→ Task directions
Would you restate all of the entries verbatim, minus any images?

→ Information supplied
══════

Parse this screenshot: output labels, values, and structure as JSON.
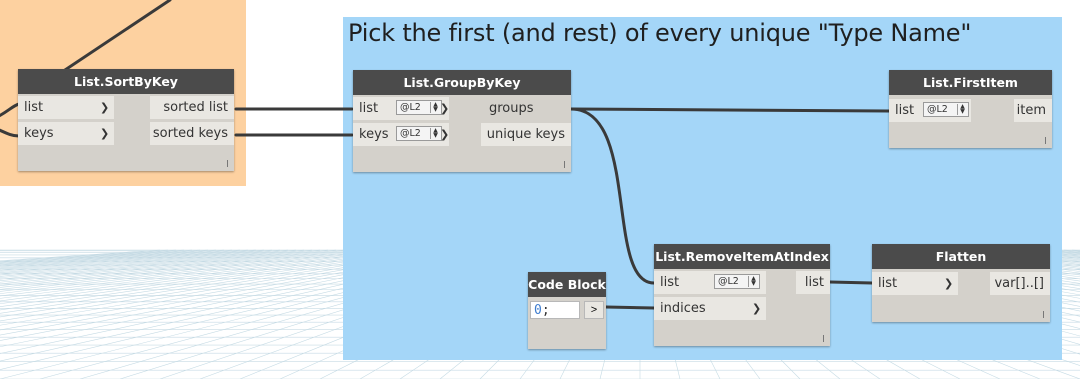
{
  "group_main": {
    "title": "Pick the first (and rest) of every unique \"Type Name\""
  },
  "nodes": {
    "sort_by_key": {
      "title": "List.SortByKey",
      "inputs": [
        "list",
        "keys"
      ],
      "outputs": [
        "sorted list",
        "sorted keys"
      ]
    },
    "group_by_key": {
      "title": "List.GroupByKey",
      "inputs": [
        "list",
        "keys"
      ],
      "lacing": [
        "@L2",
        "@L2"
      ],
      "outputs": [
        "groups",
        "unique keys"
      ]
    },
    "first_item": {
      "title": "List.FirstItem",
      "inputs": [
        "list"
      ],
      "lacing": [
        "@L2"
      ],
      "outputs": [
        "item"
      ]
    },
    "remove_item_at_index": {
      "title": "List.RemoveItemAtIndex",
      "inputs": [
        "list",
        "indices"
      ],
      "lacing": [
        "@L2"
      ],
      "outputs": [
        "list"
      ]
    },
    "flatten": {
      "title": "Flatten",
      "inputs": [
        "list"
      ],
      "outputs": [
        "var[]..[]"
      ]
    },
    "code_block": {
      "title": "Code Block",
      "code_value": "0",
      "code_punct": ";",
      "output_glyph": ">"
    }
  },
  "colors": {
    "group_left": "#fdd1a0",
    "group_main": "#a4d6f8",
    "node_header": "#4b4b4b",
    "node_body": "#d4d1cb",
    "wire": "#3a3a3a"
  },
  "icons": {
    "port_chevron": "chevron-right-icon",
    "lacing_spinner": "spinner-arrows-icon"
  }
}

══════

→ Output of the task
Parse this screenshot: output labels, values, and structure as JSON.
{
  "group_main": {
    "title": "Pick the first (and rest) of every unique \"Type Name\""
  },
  "nodes": {
    "sort_by_key": {
      "title": "List.SortByKey",
      "inputs": [
        "list",
        "keys"
      ],
      "outputs": [
        "sorted list",
        "sorted keys"
      ]
    },
    "group_by_key": {
      "title": "List.GroupByKey",
      "inputs": [
        "list",
        "keys"
      ],
      "lacing": [
        "@L2",
        "@L2"
      ],
      "outputs": [
        "groups",
        "unique keys"
      ]
    },
    "first_item": {
      "title": "List.FirstItem",
      "inputs": [
        "list"
      ],
      "lacing": [
        "@L2"
      ],
      "outputs": [
        "item"
      ]
    },
    "remove_item_at_index": {
      "title": "List.RemoveItemAtIndex",
      "inputs": [
        "list",
        "indices"
      ],
      "lacing": [
        "@L2"
      ],
      "outputs": [
        "list"
      ]
    },
    "flatten": {
      "title": "Flatten",
      "inputs": [
        "list"
      ],
      "outputs": [
        "var[]..[]"
      ]
    },
    "code_block": {
      "title": "Code Block",
      "code_value": "0",
      "code_punct": ";",
      "output_glyph": ">"
    }
  },
  "colors": {
    "group_left": "#fdd1a0",
    "group_main": "#a4d6f8",
    "node_header": "#4b4b4b",
    "node_body": "#d4d1cb",
    "wire": "#3a3a3a"
  },
  "icons": {
    "port_chevron": "chevron-right-icon",
    "lacing_spinner": "spinner-arrows-icon"
  }
}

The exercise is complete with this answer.